Hawaiian Lomi Salmon

My mother makes fantastic gravad lax. It’s one of my family’s favorite dishes whenever the whole bunch gathers to feast. When I was younger, I would watch her prepare it and it fascinated me how she managed to turn two raw salmon fillets cured only with salt, sugar, dill, pepper, and juniper berries into something so fine and flavorful. After a few days they were firm yet tender, with hints of the sea yet at the same time tasting slightly sweet – it felt like magic. Salt-curing fish was the only way to preserve the daily catch from the sea in the pre-fridge era. It’s deeply rooted in various cuisines, and thanks to its taste and texture, oily salmon remained a popular candidate keeping this ancient technique alive. Beyond gravad lax!

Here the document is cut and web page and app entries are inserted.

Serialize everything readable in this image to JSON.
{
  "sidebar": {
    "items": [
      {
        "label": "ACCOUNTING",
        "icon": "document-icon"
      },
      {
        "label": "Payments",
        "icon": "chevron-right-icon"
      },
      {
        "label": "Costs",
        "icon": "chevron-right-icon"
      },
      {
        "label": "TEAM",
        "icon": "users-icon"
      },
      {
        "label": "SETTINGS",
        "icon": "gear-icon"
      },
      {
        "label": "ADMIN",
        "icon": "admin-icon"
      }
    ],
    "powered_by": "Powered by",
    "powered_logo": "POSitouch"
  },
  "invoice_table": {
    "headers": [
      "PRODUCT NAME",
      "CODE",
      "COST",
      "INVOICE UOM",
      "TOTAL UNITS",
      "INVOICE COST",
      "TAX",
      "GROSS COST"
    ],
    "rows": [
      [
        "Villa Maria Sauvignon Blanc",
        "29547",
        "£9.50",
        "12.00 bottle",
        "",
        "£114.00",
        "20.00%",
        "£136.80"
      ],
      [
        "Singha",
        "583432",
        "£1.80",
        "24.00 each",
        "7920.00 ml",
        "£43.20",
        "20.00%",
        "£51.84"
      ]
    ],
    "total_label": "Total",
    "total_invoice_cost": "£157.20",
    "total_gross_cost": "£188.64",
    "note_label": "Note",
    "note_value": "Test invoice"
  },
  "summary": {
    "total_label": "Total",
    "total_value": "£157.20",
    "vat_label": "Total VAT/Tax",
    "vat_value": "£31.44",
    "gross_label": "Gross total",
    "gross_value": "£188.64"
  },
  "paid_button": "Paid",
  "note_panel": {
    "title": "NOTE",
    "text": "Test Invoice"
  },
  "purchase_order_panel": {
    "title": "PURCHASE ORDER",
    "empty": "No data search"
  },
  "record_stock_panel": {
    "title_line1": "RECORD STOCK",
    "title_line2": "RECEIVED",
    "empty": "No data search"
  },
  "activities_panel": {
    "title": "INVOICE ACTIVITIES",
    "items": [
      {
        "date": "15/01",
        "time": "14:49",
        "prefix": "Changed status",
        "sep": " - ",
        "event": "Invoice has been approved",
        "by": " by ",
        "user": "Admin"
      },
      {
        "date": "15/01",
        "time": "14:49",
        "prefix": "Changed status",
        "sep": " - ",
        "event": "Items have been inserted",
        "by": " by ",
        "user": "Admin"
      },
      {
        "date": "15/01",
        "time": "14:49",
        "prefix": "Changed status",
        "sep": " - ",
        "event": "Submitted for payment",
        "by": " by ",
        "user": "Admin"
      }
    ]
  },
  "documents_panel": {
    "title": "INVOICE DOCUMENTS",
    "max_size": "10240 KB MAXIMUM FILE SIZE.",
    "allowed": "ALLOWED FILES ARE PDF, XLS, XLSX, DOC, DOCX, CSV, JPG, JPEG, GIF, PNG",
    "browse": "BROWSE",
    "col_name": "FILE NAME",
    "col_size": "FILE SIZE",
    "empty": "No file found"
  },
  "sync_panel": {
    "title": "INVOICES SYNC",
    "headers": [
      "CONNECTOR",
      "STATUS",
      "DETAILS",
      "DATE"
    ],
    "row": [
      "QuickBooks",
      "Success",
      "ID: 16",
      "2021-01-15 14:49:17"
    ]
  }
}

Alana Kysar had already introduced me to a new fish recipe when I met her in LA for our Meet In Your Kitchen feature back in 2017. Her Ahi Poke Bowl expanded my repertoire of recipes that use the fruits of the sea without adding too many ingredients, which I prefer, especially in summer. Her poke was quick to prepare and extremely delicious, and I immediately knew that I’d always want to go back to Alana’s ‘Hawaiian kitchen in LA’ whenever I’d get the chance. In the meantime, she was busy and put together the most scrumptious cookbook: Aloha Kitchen. The book feels like having Alana in my kitchen and of course, I couldn’t help but go straight for her recipes celebrating the sea.

Although Alana told me that Lomi Salmon is a side dish, traditionally served with poi – pounded, steamed, and peeled taro (kalo) root – or rice, or kalua pig (you can find all these recipes in her book!), I dared to turn it into a main, and almost ate it all by myself. The salmon is cured in salt for 24 hours and then soaked in water for 1 hour. Then it’s ready to be used and assembled in just a few minutes.

Lomi Salmon is so pure, so good, it respects and puts the spotlight on each single ingredient; and there aren’t many. Exactly this kind of cooking became my favorite way of enjoying food over the years. No distraction. Here, it’s just the sea, chunky, tender salmon with a subtle saltiness that – to my surprise – is not overpowering, plus the sharpness of onions, juicy, fruity tomatoes that mellow them, and peppery hints from the chili flakes (Alana suggests gochugaru, Korean red chili pepper flakes, but I only had the more subtle Piment d’Espelette in my spice box). Just keep in mind, these kind of recipes using a handful of ingredients only really work if you go for high quality ingredients – to maximize flavor and pleasure. If you follow this rule, it’s heaven.

Leafing through the colorful pages of Aloha Kitchen not only made me want to hop right on a plane and visit Alana’s home islands, it also made me want to cook all the food that this inspiring woman put together. Alana was born and grew up in Hawai’i. Her life there, her family’s stories and their recipes shaped her style of cooking that’s as versatile as her home islands’ culture: a rich melting pot, influenced by Polynesian settlers, by British, Spanish, Chinese, Japanese, Portuguese, Korean, and Filipino immigrants, explorers, workers, and sailors, all of them leaving marks in the islands’ eclectic food culture. The local recipes are fresh and hearty, complex and simple, there’s tender meat, light seafood, dumplings, noodles, and veggies. It’s a vibrant kitchen cosmos that proves that we are at our best when we allow cultures and traditions to mix and create pure delicious beauty!

Lomi Salmon

from Aloha Kitchen by Alana Kysar, Ten Speed Press, 2019

Mind that the salmon needs to be cured for 24 hours and then soaked in an ice-water bath for 1 hour!

225g / 1⁄2 pound salmon fillet, skinned and boned
50g / 1⁄4 cup Hawaiian salt (‘alaea) (I used my flaky sea salt from Gozo)
4 Roma tomatoes, seeded and chopped
2 small Maui onions, peeled and chopped (I used 1 medium yellow onion, cut in half and thinly sliced)
6 green onions, green parts only, chopped
1⁄4 teaspoon gochugaru (Korean red chili pepper flakes) (I used 1/2 teaspoon Piment d’Espelette)

Place the salmon in a nonreactive rimmed dish or pan large enough for the fillet to lie flat and evenly coat both sides with the salt. Cover the dish with plastic wrap and refrigerate for 24 hours.

The next day, prepare an ice-water bath by filling a large bowl with a handful of ice and water. 

Rinse the salt from the fish and soak the fish in the ice-water bath for 1 hour. Slice the salmon into 0.5-to 1.25-cm / 1⁄4-to 1⁄2-inch cubes and place them into a nonreactive bowl. Add the tomatoes, Maui onions, green onions, and gochugaru and gently toss with your hands. Cover the bowl with plastic wrap and refrigerate for several hours before serving.